With the US being railroaded into wars in the Muslim East to benefit Israel, the Islamophobia surge fit in perfectly into the broader geopolitical context. Considering Israel’s well-fleshed out objectives in the region, the neoconservatives strove to stay on track despite significant setbacks in recent wars and conflicts. Given Israel’s increased reliance on Russia to “contain” Iran, the foundations exist for similar media operations to the early-2000s Israel Lobby-led promotion of Islamophobia.
Does the current Zionist manoeuvring in the Russian media explain its following traditional Israeli propaganda themes of “evil Muslims” and “Jewish victimhood”?
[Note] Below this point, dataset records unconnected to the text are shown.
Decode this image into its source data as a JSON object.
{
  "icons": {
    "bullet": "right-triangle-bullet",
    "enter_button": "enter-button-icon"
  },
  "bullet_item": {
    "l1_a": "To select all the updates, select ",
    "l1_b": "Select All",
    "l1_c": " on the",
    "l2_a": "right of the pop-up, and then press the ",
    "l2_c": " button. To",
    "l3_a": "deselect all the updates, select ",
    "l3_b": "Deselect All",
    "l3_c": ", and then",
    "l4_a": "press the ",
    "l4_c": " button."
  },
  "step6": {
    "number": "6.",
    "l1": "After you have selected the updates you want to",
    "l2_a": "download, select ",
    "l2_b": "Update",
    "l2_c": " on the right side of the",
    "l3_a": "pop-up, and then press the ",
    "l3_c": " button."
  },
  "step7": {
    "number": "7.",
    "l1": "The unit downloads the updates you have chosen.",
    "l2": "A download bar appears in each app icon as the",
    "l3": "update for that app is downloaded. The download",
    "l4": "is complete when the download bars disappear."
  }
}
RT’s Middle East Bureau Chief since 2005 has been the Jewish Zionist Paula Slier, tasked with covering events in Libya, Syria, Iraq, Egypt, Lebanon, Palestine, Israel, and Afghanistan. Working as a foreign correspondent, anchor, and news editor, her profile page on RT states she has “twice been recognized by Russian President Vladimir Putin for her ‘colossal input into the development of Russian journalism’.”
According to this post by the Jerusalem Post from 2006, Slier was “discriminated against” by the South African Broadcasting Corporation (SABC) on account of being Jewish and blacklisted in 2004 by the SABC to report on Middle East conflicts. At that time Slier was working as a freelancer based in Israel. She also reported live from conflict zones for Russia Today (RT’s old name). According to the Jerusalem Post, she decried the decision by the state-run SABC’s news head to blacklist her “assuming” she was a Zionist simply for being Jewish and thus not an impartial reporter. The SABC has traditionally sympathized with the Palestinian cause resulting in Slier being removed from reporting on the region, claimed the Jerusalem Post.
Articles by Slier such as a fairly recent one from March of this year titled “Is BDS a real concern for Israel?” affirm her apologetics for Israeli apartheid and belief that the Boycott, Divestment and Sanctions (BDS) movement rallies “attempt to de-legitimize Israel.” BDS is a popular non-violent grassroots activist-led global campaign to boycott Israel owing to its colonization of Palestinian territory, human rights violations, and apartheid policies. How a state built after a comprehensive, armed ethnic cleansing campaign of the indigenous inhabitants of Palestine and which has carried out several territorial annexations throughout its history is “legitimate” is not a question one may expect Zionists, whether “right-wing” or “left-wing” (tags Slier enjoys using), to ask themselves.
Slier still works out of Tel Aviv at RT’s Middle East Bureau’s office building. She is also the CEO of Newshound Media, which according to a 15 March post to its Facebook page “arranged for” Israeli Education Minister and Security Cabinet member Naftali Bennet to appear on RT and talk about ongoing hostilities with the Palestinians. This signifies Slier’s personal connections to the Israeli state. Coupled with her Zionist disposition, it makes her an odd choice to be RT’s top representative in the Middle East. This fits in with Russia’s preference for Israel over the anti-Zionist coalition led by Iran and involving Syria and Hizbullah.
The fact that Russia has long provided a platform for voices that have been strongly critical of Israel and Zionism adds a particularly deceptive angle to the overall tilt of its media. The recent incorporation of key facets of Zionist propaganda into Russian media reporting reflect Moscow’s extremely close ties with Israel. They are so intimate that Israel has begun to recreate with Russian media what it pulled off so spectacularly well in the Western media following 9/11.
Agha Hussain is research analyst at the Institute of Regional Studies, Islamabad, Pakistan.